= Problem description =
All records are to be restated word for word, with pictures excluded.

= Study material =

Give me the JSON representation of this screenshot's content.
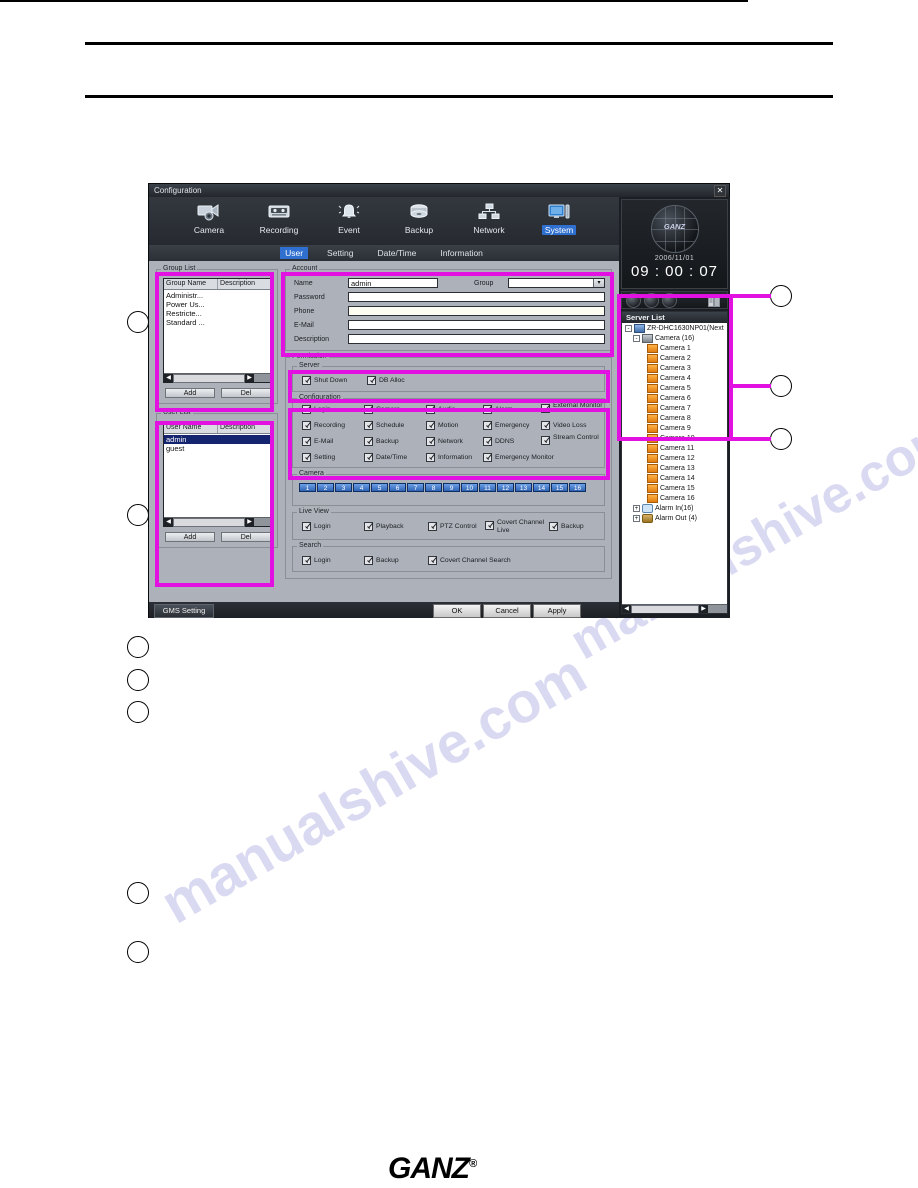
{
  "document": {
    "watermark": "manualshive.com",
    "footer_logo": "GANZ",
    "footer_logo_mark": "®"
  },
  "window": {
    "title": "Configuration",
    "close_label": "✕"
  },
  "toolbar": {
    "items": [
      {
        "label": "Camera",
        "icon": "camera-icon",
        "active": false
      },
      {
        "label": "Recording",
        "icon": "tape-icon",
        "active": false
      },
      {
        "label": "Event",
        "icon": "bell-icon",
        "active": false
      },
      {
        "label": "Backup",
        "icon": "disc-stack-icon",
        "active": false
      },
      {
        "label": "Network",
        "icon": "network-icon",
        "active": false
      },
      {
        "label": "System",
        "icon": "monitor-icon",
        "active": true
      }
    ]
  },
  "subtabs": [
    {
      "label": "User",
      "active": true
    },
    {
      "label": "Setting",
      "active": false
    },
    {
      "label": "Date/Time",
      "active": false
    },
    {
      "label": "Information",
      "active": false
    }
  ],
  "group_list": {
    "title": "Group List",
    "columns": [
      "Group Name",
      "Description"
    ],
    "rows": [
      "Administr...",
      "Power Us...",
      "Restricte...",
      "Standard ..."
    ],
    "add_label": "Add",
    "del_label": "Del"
  },
  "user_list": {
    "title": "User List",
    "columns": [
      "User Name",
      "Description"
    ],
    "rows": [
      {
        "name": "admin",
        "selected": true
      },
      {
        "name": "guest",
        "selected": false
      }
    ],
    "add_label": "Add",
    "del_label": "Del"
  },
  "account": {
    "title": "Account",
    "fields": [
      {
        "label": "Name",
        "value": "admin"
      },
      {
        "label": "Password",
        "value": ""
      },
      {
        "label": "Phone",
        "value": ""
      },
      {
        "label": "E-Mail",
        "value": ""
      },
      {
        "label": "Description",
        "value": ""
      }
    ],
    "group_label": "Group",
    "group_value": ""
  },
  "permission": {
    "title": "Permission",
    "server": {
      "title": "Server",
      "items": [
        {
          "label": "Shut Down",
          "checked": true
        },
        {
          "label": "DB Alloc",
          "checked": true
        }
      ]
    },
    "configuration": {
      "title": "Configuration",
      "items": [
        {
          "label": "Login",
          "checked": true
        },
        {
          "label": "Camera",
          "checked": true
        },
        {
          "label": "Audio",
          "checked": true
        },
        {
          "label": "Alarm",
          "checked": true
        },
        {
          "label": "External Monitor",
          "checked": true
        },
        {
          "label": "Recording",
          "checked": true
        },
        {
          "label": "Schedule",
          "checked": true
        },
        {
          "label": "Motion",
          "checked": true
        },
        {
          "label": "Emergency",
          "checked": true
        },
        {
          "label": "Video Loss",
          "checked": true
        },
        {
          "label": "E-Mail",
          "checked": true
        },
        {
          "label": "Backup",
          "checked": true
        },
        {
          "label": "Network",
          "checked": true
        },
        {
          "label": "DDNS",
          "checked": true
        },
        {
          "label": "Stream Control",
          "checked": true
        },
        {
          "label": "Setting",
          "checked": true
        },
        {
          "label": "Date/Time",
          "checked": true
        },
        {
          "label": "Information",
          "checked": true
        },
        {
          "label": "Emergency Monitor",
          "checked": true
        }
      ]
    },
    "camera": {
      "title": "Camera",
      "channels": [
        "1",
        "2",
        "3",
        "4",
        "5",
        "6",
        "7",
        "8",
        "9",
        "10",
        "11",
        "12",
        "13",
        "14",
        "15",
        "16"
      ]
    },
    "live_view": {
      "title": "Live View",
      "items": [
        {
          "label": "Login",
          "checked": true
        },
        {
          "label": "Playback",
          "checked": true
        },
        {
          "label": "PTZ Control",
          "checked": true
        },
        {
          "label": "Covert Channel Live",
          "checked": true
        },
        {
          "label": "Backup",
          "checked": true
        }
      ]
    },
    "search": {
      "title": "Search",
      "items": [
        {
          "label": "Login",
          "checked": true
        },
        {
          "label": "Backup",
          "checked": true
        },
        {
          "label": "Covert Channel Search",
          "checked": true
        }
      ]
    }
  },
  "dialog_buttons": {
    "gms": "GMS Setting",
    "ok": "OK",
    "cancel": "Cancel",
    "apply": "Apply"
  },
  "clock": {
    "brand": "GANZ",
    "date": "2006/11/01",
    "time": "09 : 00 : 07"
  },
  "server_panel": {
    "title": "Server List",
    "root": "ZR-DHC1630NP01(Next",
    "camera_group": "Camera (16)",
    "cameras": [
      "Camera 1",
      "Camera 2",
      "Camera 3",
      "Camera 4",
      "Camera 5",
      "Camera 6",
      "Camera 7",
      "Camera 8",
      "Camera 9",
      "Camera 10",
      "Camera 11",
      "Camera 12",
      "Camera 13",
      "Camera 14",
      "Camera 15",
      "Camera 16"
    ],
    "alarm_in": "Alarm In(16)",
    "alarm_out": "Alarm Out (4)",
    "expander_collapsed": "+",
    "expander_expanded": "-"
  },
  "colors": {
    "highlight": "#e211e2",
    "accent": "#2f6fd0",
    "panel": "#adb2ba"
  }
}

= Answer to this exercise =
Give me the JSON representation of this screenshot's content.
{
  "document": {
    "watermark": "manualshive.com",
    "footer_logo": "GANZ",
    "footer_logo_mark": "®"
  },
  "window": {
    "title": "Configuration",
    "close_label": "✕"
  },
  "toolbar": {
    "items": [
      {
        "label": "Camera",
        "icon": "camera-icon",
        "active": false
      },
      {
        "label": "Recording",
        "icon": "tape-icon",
        "active": false
      },
      {
        "label": "Event",
        "icon": "bell-icon",
        "active": false
      },
      {
        "label": "Backup",
        "icon": "disc-stack-icon",
        "active": false
      },
      {
        "label": "Network",
        "icon": "network-icon",
        "active": false
      },
      {
        "label": "System",
        "icon": "monitor-icon",
        "active": true
      }
    ]
  },
  "subtabs": [
    {
      "label": "User",
      "active": true
    },
    {
      "label": "Setting",
      "active": false
    },
    {
      "label": "Date/Time",
      "active": false
    },
    {
      "label": "Information",
      "active": false
    }
  ],
  "group_list": {
    "title": "Group List",
    "columns": [
      "Group Name",
      "Description"
    ],
    "rows": [
      "Administr...",
      "Power Us...",
      "Restricte...",
      "Standard ..."
    ],
    "add_label": "Add",
    "del_label": "Del"
  },
  "user_list": {
    "title": "User List",
    "columns": [
      "User Name",
      "Description"
    ],
    "rows": [
      {
        "name": "admin",
        "selected": true
      },
      {
        "name": "guest",
        "selected": false
      }
    ],
    "add_label": "Add",
    "del_label": "Del"
  },
  "account": {
    "title": "Account",
    "fields": [
      {
        "label": "Name",
        "value": "admin"
      },
      {
        "label": "Password",
        "value": ""
      },
      {
        "label": "Phone",
        "value": ""
      },
      {
        "label": "E-Mail",
        "value": ""
      },
      {
        "label": "Description",
        "value": ""
      }
    ],
    "group_label": "Group",
    "group_value": ""
  },
  "permission": {
    "title": "Permission",
    "server": {
      "title": "Server",
      "items": [
        {
          "label": "Shut Down",
          "checked": true
        },
        {
          "label": "DB Alloc",
          "checked": true
        }
      ]
    },
    "configuration": {
      "title": "Configuration",
      "items": [
        {
          "label": "Login",
          "checked": true
        },
        {
          "label": "Camera",
          "checked": true
        },
        {
          "label": "Audio",
          "checked": true
        },
        {
          "label": "Alarm",
          "checked": true
        },
        {
          "label": "External Monitor",
          "checked": true
        },
        {
          "label": "Recording",
          "checked": true
        },
        {
          "label": "Schedule",
          "checked": true
        },
        {
          "label": "Motion",
          "checked": true
        },
        {
          "label": "Emergency",
          "checked": true
        },
        {
          "label": "Video Loss",
          "checked": true
        },
        {
          "label": "E-Mail",
          "checked": true
        },
        {
          "label": "Backup",
          "checked": true
        },
        {
          "label": "Network",
          "checked": true
        },
        {
          "label": "DDNS",
          "checked": true
        },
        {
          "label": "Stream Control",
          "checked": true
        },
        {
          "label": "Setting",
          "checked": true
        },
        {
          "label": "Date/Time",
          "checked": true
        },
        {
          "label": "Information",
          "checked": true
        },
        {
          "label": "Emergency Monitor",
          "checked": true
        }
      ]
    },
    "camera": {
      "title": "Camera",
      "channels": [
        "1",
        "2",
        "3",
        "4",
        "5",
        "6",
        "7",
        "8",
        "9",
        "10",
        "11",
        "12",
        "13",
        "14",
        "15",
        "16"
      ]
    },
    "live_view": {
      "title": "Live View",
      "items": [
        {
          "label": "Login",
          "checked": true
        },
        {
          "label": "Playback",
          "checked": true
        },
        {
          "label": "PTZ Control",
          "checked": true
        },
        {
          "label": "Covert Channel Live",
          "checked": true
        },
        {
          "label": "Backup",
          "checked": true
        }
      ]
    },
    "search": {
      "title": "Search",
      "items": [
        {
          "label": "Login",
          "checked": true
        },
        {
          "label": "Backup",
          "checked": true
        },
        {
          "label": "Covert Channel Search",
          "checked": true
        }
      ]
    }
  },
  "dialog_buttons": {
    "gms": "GMS Setting",
    "ok": "OK",
    "cancel": "Cancel",
    "apply": "Apply"
  },
  "clock": {
    "brand": "GANZ",
    "date": "2006/11/01",
    "time": "09 : 00 : 07"
  },
  "server_panel": {
    "title": "Server List",
    "root": "ZR-DHC1630NP01(Next",
    "camera_group": "Camera (16)",
    "cameras": [
      "Camera 1",
      "Camera 2",
      "Camera 3",
      "Camera 4",
      "Camera 5",
      "Camera 6",
      "Camera 7",
      "Camera 8",
      "Camera 9",
      "Camera 10",
      "Camera 11",
      "Camera 12",
      "Camera 13",
      "Camera 14",
      "Camera 15",
      "Camera 16"
    ],
    "alarm_in": "Alarm In(16)",
    "alarm_out": "Alarm Out (4)",
    "expander_collapsed": "+",
    "expander_expanded": "-"
  },
  "colors": {
    "highlight": "#e211e2",
    "accent": "#2f6fd0",
    "panel": "#adb2ba"
  }
}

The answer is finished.